#### WORK TASK
Copy each line from the data that has the word "JSON" in it.

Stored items
________

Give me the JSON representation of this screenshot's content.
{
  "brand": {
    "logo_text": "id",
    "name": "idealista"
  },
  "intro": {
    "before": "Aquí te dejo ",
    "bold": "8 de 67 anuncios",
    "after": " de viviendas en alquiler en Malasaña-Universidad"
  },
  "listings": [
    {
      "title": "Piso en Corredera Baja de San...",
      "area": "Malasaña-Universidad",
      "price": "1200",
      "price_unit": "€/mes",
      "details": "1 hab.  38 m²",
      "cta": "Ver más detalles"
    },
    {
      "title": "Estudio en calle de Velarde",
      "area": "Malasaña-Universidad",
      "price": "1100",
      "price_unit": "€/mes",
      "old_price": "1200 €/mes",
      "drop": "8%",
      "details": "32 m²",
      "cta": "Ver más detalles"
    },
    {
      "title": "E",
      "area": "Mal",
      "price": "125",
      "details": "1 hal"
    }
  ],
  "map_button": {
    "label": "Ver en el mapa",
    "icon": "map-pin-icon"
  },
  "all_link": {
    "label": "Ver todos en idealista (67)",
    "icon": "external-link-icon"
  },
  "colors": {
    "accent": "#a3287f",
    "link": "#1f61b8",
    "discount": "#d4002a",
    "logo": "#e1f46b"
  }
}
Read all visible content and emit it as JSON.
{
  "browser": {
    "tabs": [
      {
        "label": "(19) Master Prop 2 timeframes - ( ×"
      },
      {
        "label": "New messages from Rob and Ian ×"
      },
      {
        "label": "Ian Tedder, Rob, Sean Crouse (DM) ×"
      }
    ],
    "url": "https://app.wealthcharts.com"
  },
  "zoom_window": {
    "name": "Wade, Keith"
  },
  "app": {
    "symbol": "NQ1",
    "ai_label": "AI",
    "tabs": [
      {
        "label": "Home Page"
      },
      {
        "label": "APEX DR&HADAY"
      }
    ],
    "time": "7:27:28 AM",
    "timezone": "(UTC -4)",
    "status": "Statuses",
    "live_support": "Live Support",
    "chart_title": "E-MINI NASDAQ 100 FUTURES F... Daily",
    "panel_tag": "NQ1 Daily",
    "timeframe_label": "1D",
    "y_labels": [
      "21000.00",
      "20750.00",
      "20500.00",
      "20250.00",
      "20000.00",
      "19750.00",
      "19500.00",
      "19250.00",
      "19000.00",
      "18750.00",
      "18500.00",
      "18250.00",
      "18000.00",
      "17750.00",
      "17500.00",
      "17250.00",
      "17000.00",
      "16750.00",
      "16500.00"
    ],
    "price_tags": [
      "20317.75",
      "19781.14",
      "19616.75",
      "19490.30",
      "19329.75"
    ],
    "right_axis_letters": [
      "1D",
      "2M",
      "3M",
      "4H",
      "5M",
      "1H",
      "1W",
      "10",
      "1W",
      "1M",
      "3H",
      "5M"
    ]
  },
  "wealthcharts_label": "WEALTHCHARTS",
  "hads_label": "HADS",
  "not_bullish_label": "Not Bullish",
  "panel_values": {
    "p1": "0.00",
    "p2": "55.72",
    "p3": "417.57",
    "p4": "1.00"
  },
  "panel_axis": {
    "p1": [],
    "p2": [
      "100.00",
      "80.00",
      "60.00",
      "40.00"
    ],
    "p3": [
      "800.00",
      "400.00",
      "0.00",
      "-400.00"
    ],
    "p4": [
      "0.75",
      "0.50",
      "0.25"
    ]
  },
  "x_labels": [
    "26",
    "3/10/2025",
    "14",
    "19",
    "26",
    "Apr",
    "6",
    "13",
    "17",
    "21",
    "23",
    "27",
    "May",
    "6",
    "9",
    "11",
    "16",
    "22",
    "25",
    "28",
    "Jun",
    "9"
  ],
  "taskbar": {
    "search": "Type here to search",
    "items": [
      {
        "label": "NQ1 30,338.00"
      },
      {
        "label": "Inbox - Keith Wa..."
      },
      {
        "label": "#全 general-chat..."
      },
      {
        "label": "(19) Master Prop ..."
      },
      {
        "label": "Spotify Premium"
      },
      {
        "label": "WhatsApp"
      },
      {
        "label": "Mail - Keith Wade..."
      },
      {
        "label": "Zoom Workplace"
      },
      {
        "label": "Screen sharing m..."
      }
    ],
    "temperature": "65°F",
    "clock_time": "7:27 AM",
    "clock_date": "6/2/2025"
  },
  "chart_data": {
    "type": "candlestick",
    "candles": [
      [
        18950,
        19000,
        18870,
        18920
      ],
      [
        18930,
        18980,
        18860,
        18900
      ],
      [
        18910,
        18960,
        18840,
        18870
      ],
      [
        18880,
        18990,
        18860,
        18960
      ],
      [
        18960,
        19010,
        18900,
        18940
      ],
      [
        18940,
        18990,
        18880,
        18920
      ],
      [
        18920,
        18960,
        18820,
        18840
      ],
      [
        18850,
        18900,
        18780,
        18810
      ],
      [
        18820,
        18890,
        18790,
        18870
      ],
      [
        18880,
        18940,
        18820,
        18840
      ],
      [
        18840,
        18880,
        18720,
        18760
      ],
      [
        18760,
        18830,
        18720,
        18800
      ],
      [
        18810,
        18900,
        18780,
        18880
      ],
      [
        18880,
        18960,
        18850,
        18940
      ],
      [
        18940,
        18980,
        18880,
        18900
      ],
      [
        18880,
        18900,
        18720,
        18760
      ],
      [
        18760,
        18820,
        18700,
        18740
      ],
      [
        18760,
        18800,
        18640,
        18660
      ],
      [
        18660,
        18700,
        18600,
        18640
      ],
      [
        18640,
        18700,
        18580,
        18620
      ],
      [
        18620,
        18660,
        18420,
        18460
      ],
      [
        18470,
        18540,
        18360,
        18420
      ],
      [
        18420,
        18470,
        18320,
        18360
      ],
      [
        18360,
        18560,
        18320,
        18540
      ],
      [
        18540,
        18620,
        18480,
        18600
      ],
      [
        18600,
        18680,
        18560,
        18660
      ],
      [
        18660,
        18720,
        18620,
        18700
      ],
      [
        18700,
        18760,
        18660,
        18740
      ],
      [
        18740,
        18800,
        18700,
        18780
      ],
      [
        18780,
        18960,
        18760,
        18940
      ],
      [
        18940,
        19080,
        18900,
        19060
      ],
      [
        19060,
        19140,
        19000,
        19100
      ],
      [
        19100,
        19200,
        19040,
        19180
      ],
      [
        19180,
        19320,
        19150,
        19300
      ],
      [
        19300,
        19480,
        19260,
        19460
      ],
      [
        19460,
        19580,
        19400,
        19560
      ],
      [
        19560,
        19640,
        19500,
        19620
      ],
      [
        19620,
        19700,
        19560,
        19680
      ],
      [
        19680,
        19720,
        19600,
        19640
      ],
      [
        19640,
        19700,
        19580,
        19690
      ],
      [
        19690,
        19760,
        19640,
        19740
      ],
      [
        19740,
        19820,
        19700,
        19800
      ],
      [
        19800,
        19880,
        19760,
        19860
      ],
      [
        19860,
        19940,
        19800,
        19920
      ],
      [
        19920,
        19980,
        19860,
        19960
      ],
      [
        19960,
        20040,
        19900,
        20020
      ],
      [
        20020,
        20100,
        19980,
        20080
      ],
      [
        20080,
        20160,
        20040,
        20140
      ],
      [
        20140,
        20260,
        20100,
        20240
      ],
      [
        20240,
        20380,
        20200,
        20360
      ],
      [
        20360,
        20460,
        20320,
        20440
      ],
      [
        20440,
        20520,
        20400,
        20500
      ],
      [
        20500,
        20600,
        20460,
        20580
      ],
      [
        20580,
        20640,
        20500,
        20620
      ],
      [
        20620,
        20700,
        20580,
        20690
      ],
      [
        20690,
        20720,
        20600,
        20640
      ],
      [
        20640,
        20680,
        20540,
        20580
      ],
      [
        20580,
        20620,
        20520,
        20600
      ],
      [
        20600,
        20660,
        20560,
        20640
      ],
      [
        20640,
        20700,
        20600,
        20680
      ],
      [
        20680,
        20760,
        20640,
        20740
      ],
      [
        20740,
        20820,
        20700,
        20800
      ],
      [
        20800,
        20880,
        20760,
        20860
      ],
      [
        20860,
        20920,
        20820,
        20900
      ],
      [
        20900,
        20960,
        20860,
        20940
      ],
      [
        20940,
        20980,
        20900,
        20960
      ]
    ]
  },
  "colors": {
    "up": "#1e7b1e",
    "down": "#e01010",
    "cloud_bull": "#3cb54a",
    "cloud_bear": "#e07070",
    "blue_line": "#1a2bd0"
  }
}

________

#### WRITTEN ANSWER
Give me the JSON representation of this screenshot's content.
Read all visible content and emit it as JSON.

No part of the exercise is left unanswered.